I like how Moritaka didn’t immediately reciprocate Niizuma’s invitation to friendship: he’s their rival, after all. He is honest and forthright and makes his position clear: his goal is to surpass Niizuma. Niizuma, who became a much more interesting character last week, reacts exactly as I’d hoped: nothing petty or immature, just a firm, enthusiastic “you’re on.” Even in private, he says he liked their work (proving he wasn’t patronizing them), and probably likes the idea of a direct challenge.
Then again, Niizuma and Moritaka/Takagi’s approaches can never be the same, so it will be intriguing to see how both attain success with their wildly different methods of creating manga: Niizuma’s visceral, spontaneous, freeform style, or Moritaka and Takagi’s calculating, precise, by-the-book style. The latter will have to get a move on though, as Miho has entered the world of voice-acting. Rating: 3.5
No sooner does the second half of the Bakuman saga begin do Moritaka and Akito come face-to-face with their rival, Eiji Niizuma. It’s a disquieting scene, watching him suddenly belt out twenty pages of manga in a half-hour before their eyes…but it doesn’t discourage them as a naysaying Hattori hopes. He’s their rival, after all. If he was easy to defeat, it wouldn’t be interesting, would it?
Eiji is definitely an oddball, and possibly a high-functioning autistic, but he seems to take to his mangakas instantly. I don’t believe he’s being facetious when he says he liked their NEXT story and wants to be their friend. He may well realize that his weakness is their strength and vice-versa. He certainly has the edge in mainstream battle manga right off the bat, but Moritaka is certain that if he and Akito get their ducks in a row and face Niizuma apples-to-apples, They can win. They have six months to convince Hattori.
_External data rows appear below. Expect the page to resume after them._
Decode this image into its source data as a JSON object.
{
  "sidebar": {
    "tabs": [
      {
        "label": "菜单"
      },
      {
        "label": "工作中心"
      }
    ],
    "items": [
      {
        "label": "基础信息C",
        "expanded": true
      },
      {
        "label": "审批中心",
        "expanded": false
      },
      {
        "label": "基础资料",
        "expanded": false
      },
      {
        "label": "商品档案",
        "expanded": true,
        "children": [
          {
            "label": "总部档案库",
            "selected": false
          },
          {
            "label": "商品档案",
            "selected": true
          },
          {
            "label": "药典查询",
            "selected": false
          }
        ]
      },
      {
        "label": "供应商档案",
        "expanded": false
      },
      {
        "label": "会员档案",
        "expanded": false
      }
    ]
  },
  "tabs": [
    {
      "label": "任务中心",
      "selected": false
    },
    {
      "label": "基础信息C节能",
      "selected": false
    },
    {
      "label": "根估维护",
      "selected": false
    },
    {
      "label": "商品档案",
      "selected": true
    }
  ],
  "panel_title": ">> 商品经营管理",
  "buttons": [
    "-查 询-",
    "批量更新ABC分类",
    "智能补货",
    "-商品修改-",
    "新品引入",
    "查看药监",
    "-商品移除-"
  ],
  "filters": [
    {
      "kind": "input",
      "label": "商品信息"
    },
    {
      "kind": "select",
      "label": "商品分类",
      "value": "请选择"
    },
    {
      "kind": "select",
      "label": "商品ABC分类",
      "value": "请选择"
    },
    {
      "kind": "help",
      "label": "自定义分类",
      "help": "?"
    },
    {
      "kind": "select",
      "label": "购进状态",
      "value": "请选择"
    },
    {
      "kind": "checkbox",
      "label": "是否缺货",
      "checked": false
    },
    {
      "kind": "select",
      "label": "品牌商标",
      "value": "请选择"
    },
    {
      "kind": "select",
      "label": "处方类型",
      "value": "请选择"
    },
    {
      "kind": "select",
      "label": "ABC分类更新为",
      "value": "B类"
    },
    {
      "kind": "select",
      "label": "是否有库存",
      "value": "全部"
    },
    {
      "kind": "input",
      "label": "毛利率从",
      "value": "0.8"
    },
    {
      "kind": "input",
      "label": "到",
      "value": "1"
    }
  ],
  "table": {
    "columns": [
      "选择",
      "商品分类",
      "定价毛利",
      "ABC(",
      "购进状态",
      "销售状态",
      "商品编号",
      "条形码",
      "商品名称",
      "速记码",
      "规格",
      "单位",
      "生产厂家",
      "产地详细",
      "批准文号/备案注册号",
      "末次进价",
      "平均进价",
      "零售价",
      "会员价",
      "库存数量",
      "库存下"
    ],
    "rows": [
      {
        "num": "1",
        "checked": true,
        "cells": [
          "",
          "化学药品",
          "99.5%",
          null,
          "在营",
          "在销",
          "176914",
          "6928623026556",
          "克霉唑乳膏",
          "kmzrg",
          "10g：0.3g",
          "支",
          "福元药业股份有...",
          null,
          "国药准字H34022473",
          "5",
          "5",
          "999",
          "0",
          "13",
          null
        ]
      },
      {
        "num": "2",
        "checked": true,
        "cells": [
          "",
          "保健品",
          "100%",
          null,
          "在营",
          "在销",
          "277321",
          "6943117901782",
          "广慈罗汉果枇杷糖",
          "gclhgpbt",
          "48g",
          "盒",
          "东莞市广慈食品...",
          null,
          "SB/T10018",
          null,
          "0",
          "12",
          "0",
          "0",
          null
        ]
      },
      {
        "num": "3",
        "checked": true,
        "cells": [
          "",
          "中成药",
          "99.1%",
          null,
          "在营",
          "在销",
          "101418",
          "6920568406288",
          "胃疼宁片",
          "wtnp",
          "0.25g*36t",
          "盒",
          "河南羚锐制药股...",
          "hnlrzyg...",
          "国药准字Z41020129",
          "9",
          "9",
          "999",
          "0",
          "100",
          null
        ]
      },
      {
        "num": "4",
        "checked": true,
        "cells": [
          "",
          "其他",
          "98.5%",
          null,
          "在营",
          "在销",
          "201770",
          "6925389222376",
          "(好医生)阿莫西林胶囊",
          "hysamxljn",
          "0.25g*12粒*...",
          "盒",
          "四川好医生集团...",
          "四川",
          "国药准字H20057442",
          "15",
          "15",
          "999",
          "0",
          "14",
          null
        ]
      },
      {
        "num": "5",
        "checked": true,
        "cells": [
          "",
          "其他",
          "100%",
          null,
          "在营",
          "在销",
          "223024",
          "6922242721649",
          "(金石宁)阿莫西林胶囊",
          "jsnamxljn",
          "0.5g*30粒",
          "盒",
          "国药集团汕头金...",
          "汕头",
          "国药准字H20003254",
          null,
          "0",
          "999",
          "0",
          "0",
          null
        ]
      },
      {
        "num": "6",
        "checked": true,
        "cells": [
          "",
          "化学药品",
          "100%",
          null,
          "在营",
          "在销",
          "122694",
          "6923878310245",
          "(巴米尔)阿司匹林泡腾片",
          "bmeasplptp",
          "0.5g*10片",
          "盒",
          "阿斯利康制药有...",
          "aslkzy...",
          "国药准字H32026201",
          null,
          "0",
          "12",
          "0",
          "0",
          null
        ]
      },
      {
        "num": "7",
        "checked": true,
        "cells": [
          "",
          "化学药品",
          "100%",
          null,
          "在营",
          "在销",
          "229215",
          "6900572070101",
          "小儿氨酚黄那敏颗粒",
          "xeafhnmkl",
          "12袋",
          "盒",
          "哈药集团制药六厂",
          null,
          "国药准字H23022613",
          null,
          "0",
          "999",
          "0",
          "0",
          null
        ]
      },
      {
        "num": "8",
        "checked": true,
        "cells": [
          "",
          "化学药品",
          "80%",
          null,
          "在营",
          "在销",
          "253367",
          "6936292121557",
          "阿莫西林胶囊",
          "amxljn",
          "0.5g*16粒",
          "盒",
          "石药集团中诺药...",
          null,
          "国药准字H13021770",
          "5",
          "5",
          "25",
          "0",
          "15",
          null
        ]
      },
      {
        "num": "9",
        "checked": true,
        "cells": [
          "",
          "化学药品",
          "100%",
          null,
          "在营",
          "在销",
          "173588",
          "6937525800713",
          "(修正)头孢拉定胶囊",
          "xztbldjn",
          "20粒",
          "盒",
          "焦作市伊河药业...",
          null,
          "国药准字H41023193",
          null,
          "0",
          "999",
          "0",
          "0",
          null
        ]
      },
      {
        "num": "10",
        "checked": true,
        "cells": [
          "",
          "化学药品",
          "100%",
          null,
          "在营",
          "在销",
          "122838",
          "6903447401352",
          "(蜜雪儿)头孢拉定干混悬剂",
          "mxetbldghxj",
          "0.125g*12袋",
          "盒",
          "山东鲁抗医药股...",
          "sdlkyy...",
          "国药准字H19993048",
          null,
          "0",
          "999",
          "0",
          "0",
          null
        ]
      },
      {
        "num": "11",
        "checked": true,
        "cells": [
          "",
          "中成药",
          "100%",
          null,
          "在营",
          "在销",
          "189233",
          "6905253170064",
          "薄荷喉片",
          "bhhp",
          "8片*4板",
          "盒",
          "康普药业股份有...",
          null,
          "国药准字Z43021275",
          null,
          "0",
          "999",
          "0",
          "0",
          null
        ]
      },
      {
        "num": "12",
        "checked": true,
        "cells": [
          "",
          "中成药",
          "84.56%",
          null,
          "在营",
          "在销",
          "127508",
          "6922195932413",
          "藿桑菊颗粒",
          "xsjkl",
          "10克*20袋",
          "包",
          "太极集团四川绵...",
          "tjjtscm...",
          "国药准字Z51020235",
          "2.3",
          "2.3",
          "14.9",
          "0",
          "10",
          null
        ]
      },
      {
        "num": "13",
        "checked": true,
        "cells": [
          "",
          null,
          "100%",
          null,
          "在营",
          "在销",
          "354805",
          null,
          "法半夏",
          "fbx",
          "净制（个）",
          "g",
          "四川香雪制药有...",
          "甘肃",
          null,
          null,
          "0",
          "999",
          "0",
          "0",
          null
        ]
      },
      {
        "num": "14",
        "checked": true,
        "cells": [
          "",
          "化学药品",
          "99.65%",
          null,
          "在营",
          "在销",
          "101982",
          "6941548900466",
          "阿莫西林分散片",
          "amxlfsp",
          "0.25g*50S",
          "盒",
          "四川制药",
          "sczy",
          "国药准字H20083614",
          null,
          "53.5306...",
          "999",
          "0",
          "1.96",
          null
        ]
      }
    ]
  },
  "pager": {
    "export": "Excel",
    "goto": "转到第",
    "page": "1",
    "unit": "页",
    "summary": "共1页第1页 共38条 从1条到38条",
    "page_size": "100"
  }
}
I’ll be pullin’ for ’em. One nice scene has Kaya mentioning to Moritaka that Miho, like him, has also been hitting some hurdles in the process of achieving her dreams. I’ll wager that neither of them knew how tough it would actually be, but nor do I think either will ever give up. One more aside: the ending sequence is much better than the first half’s…it seems like a lot more thought went into it and it introduces a few new characters. Rating: 3.5
Bakuman’s first season ends with a veritable nor’easter of developments. Hattori is impressed with their manuscript and okays it. They are confident they can beat Niizuma, and they actually do in the early returns, but the final results place them not second, but third. These guys were due for a defeat, and they got one. In this business, however, defeats must be taken in stride, and one must feed off adversity.
Even more unexpected than their third place finish? Moritaka actually texted Miho. She responds to his extremely long text almost instantly, and he learns a lot about who she is by her surprisingly short replies. This may not seem like much, but for this particular couple, it’s a huge step. Actual communication. Yet again this series contrasts their bond with Takagi and Kaya’s. They’re at the same school and enjoying each other’s company, while don’t even see Miho, nor does Moritaka.
I’ve really been taken in by Bakuman’s roller coaster of ups and downs, defeats and victories, and all the built-up suspense in between. After trying to play to their strengths and appeal to that odd 20%, Moritaka is convinced the only way they’ll get an anime by 18 (and hence the only way he’ll get Miho) is by going mainstream. I can’t be sure, but I’m guessing that mainstream manga they’ll come up with next season will be called Bakuman. Rating: 4
Series Mean Ranking: 3.654 (Ranked 3rd out of 15 Fall 2010 Series)